== Segment start ==

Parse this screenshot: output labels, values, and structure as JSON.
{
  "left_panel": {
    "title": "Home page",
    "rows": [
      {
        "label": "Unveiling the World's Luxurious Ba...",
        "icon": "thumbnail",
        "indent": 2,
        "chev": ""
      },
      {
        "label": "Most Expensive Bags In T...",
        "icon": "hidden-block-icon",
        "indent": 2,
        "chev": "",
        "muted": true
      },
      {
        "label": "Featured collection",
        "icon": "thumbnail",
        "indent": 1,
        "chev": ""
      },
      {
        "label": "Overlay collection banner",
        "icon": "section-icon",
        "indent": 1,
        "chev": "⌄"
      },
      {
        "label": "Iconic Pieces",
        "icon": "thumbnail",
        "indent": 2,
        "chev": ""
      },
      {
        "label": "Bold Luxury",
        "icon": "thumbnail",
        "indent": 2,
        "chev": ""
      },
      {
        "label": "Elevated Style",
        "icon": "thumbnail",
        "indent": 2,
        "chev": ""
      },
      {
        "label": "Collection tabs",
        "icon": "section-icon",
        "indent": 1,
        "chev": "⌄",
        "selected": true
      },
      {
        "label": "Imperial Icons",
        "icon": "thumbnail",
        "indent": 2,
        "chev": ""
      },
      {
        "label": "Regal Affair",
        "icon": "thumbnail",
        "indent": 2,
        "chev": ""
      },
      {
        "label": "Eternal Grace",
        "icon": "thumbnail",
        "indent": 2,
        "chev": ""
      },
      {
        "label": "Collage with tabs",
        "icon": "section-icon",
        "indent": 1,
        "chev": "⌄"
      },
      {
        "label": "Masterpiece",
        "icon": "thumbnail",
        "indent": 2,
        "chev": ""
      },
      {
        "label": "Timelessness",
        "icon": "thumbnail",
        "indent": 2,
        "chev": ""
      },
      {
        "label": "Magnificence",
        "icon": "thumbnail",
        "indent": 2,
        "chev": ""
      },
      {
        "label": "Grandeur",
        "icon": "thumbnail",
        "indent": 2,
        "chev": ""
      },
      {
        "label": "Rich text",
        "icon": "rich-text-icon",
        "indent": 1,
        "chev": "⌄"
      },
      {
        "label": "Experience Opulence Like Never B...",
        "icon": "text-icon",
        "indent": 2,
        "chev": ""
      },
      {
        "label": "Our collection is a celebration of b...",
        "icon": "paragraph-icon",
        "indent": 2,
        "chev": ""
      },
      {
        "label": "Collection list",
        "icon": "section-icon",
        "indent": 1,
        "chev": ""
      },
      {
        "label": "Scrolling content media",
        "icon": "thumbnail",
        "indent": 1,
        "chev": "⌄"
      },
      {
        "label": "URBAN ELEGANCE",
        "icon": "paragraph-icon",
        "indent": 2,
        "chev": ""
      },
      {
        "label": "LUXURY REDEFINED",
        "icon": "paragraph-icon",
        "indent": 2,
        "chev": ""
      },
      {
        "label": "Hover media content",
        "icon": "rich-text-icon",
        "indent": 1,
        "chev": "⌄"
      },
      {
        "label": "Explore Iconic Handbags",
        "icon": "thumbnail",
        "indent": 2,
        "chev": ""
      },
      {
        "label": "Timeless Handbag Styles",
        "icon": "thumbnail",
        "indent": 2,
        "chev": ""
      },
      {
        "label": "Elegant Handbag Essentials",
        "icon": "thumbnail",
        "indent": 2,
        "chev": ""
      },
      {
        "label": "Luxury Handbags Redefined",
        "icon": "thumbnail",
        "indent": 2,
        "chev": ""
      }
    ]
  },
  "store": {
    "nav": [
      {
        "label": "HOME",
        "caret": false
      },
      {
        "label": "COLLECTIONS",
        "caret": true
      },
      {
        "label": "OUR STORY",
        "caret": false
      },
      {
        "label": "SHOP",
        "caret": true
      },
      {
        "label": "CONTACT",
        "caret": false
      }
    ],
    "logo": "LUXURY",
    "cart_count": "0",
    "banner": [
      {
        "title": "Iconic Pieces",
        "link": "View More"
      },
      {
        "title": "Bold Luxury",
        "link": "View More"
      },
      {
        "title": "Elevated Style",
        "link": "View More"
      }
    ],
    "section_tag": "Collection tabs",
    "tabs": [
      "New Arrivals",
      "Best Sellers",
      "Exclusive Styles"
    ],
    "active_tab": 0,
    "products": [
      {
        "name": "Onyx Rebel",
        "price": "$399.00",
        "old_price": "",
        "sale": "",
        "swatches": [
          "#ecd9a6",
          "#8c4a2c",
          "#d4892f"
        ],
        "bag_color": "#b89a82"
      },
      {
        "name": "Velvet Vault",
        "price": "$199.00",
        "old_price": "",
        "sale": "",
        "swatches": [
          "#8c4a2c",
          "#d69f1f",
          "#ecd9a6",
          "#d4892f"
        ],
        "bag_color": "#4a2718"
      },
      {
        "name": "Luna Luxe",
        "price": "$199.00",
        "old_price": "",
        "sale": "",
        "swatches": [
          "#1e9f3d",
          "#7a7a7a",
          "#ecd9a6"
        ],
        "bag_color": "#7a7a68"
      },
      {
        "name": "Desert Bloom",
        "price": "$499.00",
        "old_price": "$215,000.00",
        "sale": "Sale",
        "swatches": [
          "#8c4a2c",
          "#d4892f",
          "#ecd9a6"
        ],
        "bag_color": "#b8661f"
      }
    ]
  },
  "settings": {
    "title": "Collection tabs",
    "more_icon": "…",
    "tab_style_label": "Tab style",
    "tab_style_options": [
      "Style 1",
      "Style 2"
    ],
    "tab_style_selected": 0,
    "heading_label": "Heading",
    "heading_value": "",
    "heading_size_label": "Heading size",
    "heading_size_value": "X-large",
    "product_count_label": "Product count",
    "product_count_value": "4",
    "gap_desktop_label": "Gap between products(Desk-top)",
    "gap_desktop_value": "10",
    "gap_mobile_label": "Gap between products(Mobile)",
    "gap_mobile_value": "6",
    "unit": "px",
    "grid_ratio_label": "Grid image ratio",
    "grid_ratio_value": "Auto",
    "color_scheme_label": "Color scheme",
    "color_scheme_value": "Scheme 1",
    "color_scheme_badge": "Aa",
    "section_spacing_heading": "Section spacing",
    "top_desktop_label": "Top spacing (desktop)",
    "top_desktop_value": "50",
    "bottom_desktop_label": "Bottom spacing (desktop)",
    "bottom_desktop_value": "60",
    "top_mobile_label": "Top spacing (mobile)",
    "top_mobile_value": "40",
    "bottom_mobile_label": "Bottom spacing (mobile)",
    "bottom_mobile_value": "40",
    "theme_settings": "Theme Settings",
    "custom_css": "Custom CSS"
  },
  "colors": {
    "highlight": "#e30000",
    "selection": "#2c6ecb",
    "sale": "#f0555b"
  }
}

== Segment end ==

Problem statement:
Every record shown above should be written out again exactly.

Answer to this exercise:
Parse this screenshot: output labels, values, and structure as JSON.
{
  "left_panel": {
    "title": "Home page",
    "rows": [
      {
        "label": "Unveiling the World's Luxurious Ba...",
        "icon": "thumbnail",
        "indent": 2,
        "chev": ""
      },
      {
        "label": "Most Expensive Bags In T...",
        "icon": "hidden-block-icon",
        "indent": 2,
        "chev": "",
        "muted": true
      },
      {
        "label": "Featured collection",
        "icon": "thumbnail",
        "indent": 1,
        "chev": ""
      },
      {
        "label": "Overlay collection banner",
        "icon": "section-icon",
        "indent": 1,
        "chev": "⌄"
      },
      {
        "label": "Iconic Pieces",
        "icon": "thumbnail",
        "indent": 2,
        "chev": ""
      },
      {
        "label": "Bold Luxury",
        "icon": "thumbnail",
        "indent": 2,
        "chev": ""
      },
      {
        "label": "Elevated Style",
        "icon": "thumbnail",
        "indent": 2,
        "chev": ""
      },
      {
        "label": "Collection tabs",
        "icon": "section-icon",
        "indent": 1,
        "chev": "⌄",
        "selected": true
      },
      {
        "label": "Imperial Icons",
        "icon": "thumbnail",
        "indent": 2,
        "chev": ""
      },
      {
        "label": "Regal Affair",
        "icon": "thumbnail",
        "indent": 2,
        "chev": ""
      },
      {
        "label": "Eternal Grace",
        "icon": "thumbnail",
        "indent": 2,
        "chev": ""
      },
      {
        "label": "Collage with tabs",
        "icon": "section-icon",
        "indent": 1,
        "chev": "⌄"
      },
      {
        "label": "Masterpiece",
        "icon": "thumbnail",
        "indent": 2,
        "chev": ""
      },
      {
        "label": "Timelessness",
        "icon": "thumbnail",
        "indent": 2,
        "chev": ""
      },
      {
        "label": "Magnificence",
        "icon": "thumbnail",
        "indent": 2,
        "chev": ""
      },
      {
        "label": "Grandeur",
        "icon": "thumbnail",
        "indent": 2,
        "chev": ""
      },
      {
        "label": "Rich text",
        "icon": "rich-text-icon",
        "indent": 1,
        "chev": "⌄"
      },
      {
        "label": "Experience Opulence Like Never B...",
        "icon": "text-icon",
        "indent": 2,
        "chev": ""
      },
      {
        "label": "Our collection is a celebration of b...",
        "icon": "paragraph-icon",
        "indent": 2,
        "chev": ""
      },
      {
        "label": "Collection list",
        "icon": "section-icon",
        "indent": 1,
        "chev": ""
      },
      {
        "label": "Scrolling content media",
        "icon": "thumbnail",
        "indent": 1,
        "chev": "⌄"
      },
      {
        "label": "URBAN ELEGANCE",
        "icon": "paragraph-icon",
        "indent": 2,
        "chev": ""
      },
      {
        "label": "LUXURY REDEFINED",
        "icon": "paragraph-icon",
        "indent": 2,
        "chev": ""
      },
      {
        "label": "Hover media content",
        "icon": "rich-text-icon",
        "indent": 1,
        "chev": "⌄"
      },
      {
        "label": "Explore Iconic Handbags",
        "icon": "thumbnail",
        "indent": 2,
        "chev": ""
      },
      {
        "label": "Timeless Handbag Styles",
        "icon": "thumbnail",
        "indent": 2,
        "chev": ""
      },
      {
        "label": "Elegant Handbag Essentials",
        "icon": "thumbnail",
        "indent": 2,
        "chev": ""
      },
      {
        "label": "Luxury Handbags Redefined",
        "icon": "thumbnail",
        "indent": 2,
        "chev": ""
      }
    ]
  },
  "store": {
    "nav": [
      {
        "label": "HOME",
        "caret": false
      },
      {
        "label": "COLLECTIONS",
        "caret": true
      },
      {
        "label": "OUR STORY",
        "caret": false
      },
      {
        "label": "SHOP",
        "caret": true
      },
      {
        "label": "CONTACT",
        "caret": false
      }
    ],
    "logo": "LUXURY",
    "cart_count": "0",
    "banner": [
      {
        "title": "Iconic Pieces",
        "link": "View More"
      },
      {
        "title": "Bold Luxury",
        "link": "View More"
      },
      {
        "title": "Elevated Style",
        "link": "View More"
      }
    ],
    "section_tag": "Collection tabs",
    "tabs": [
      "New Arrivals",
      "Best Sellers",
      "Exclusive Styles"
    ],
    "active_tab": 0,
    "products": [
      {
        "name": "Onyx Rebel",
        "price": "$399.00",
        "old_price": "",
        "sale": "",
        "swatches": [
          "#ecd9a6",
          "#8c4a2c",
          "#d4892f"
        ],
        "bag_color": "#b89a82"
      },
      {
        "name": "Velvet Vault",
        "price": "$199.00",
        "old_price": "",
        "sale": "",
        "swatches": [
          "#8c4a2c",
          "#d69f1f",
          "#ecd9a6",
          "#d4892f"
        ],
        "bag_color": "#4a2718"
      },
      {
        "name": "Luna Luxe",
        "price": "$199.00",
        "old_price": "",
        "sale": "",
        "swatches": [
          "#1e9f3d",
          "#7a7a7a",
          "#ecd9a6"
        ],
        "bag_color": "#7a7a68"
      },
      {
        "name": "Desert Bloom",
        "price": "$499.00",
        "old_price": "$215,000.00",
        "sale": "Sale",
        "swatches": [
          "#8c4a2c",
          "#d4892f",
          "#ecd9a6"
        ],
        "bag_color": "#b8661f"
      }
    ]
  },
  "settings": {
    "title": "Collection tabs",
    "more_icon": "…",
    "tab_style_label": "Tab style",
    "tab_style_options": [
      "Style 1",
      "Style 2"
    ],
    "tab_style_selected": 0,
    "heading_label": "Heading",
    "heading_value": "",
    "heading_size_label": "Heading size",
    "heading_size_value": "X-large",
    "product_count_label": "Product count",
    "product_count_value": "4",
    "gap_desktop_label": "Gap between products(Desk-top)",
    "gap_desktop_value": "10",
    "gap_mobile_label": "Gap between products(Mobile)",
    "gap_mobile_value": "6",
    "unit": "px",
    "grid_ratio_label": "Grid image ratio",
    "grid_ratio_value": "Auto",
    "color_scheme_label": "Color scheme",
    "color_scheme_value": "Scheme 1",
    "color_scheme_badge": "Aa",
    "section_spacing_heading": "Section spacing",
    "top_desktop_label": "Top spacing (desktop)",
    "top_desktop_value": "50",
    "bottom_desktop_label": "Bottom spacing (desktop)",
    "bottom_desktop_value": "60",
    "top_mobile_label": "Top spacing (mobile)",
    "top_mobile_value": "40",
    "bottom_mobile_label": "Bottom spacing (mobile)",
    "bottom_mobile_value": "40",
    "theme_settings": "Theme Settings",
    "custom_css": "Custom CSS"
  },
  "colors": {
    "highlight": "#e30000",
    "selection": "#2c6ecb",
    "sale": "#f0555b"
  }
}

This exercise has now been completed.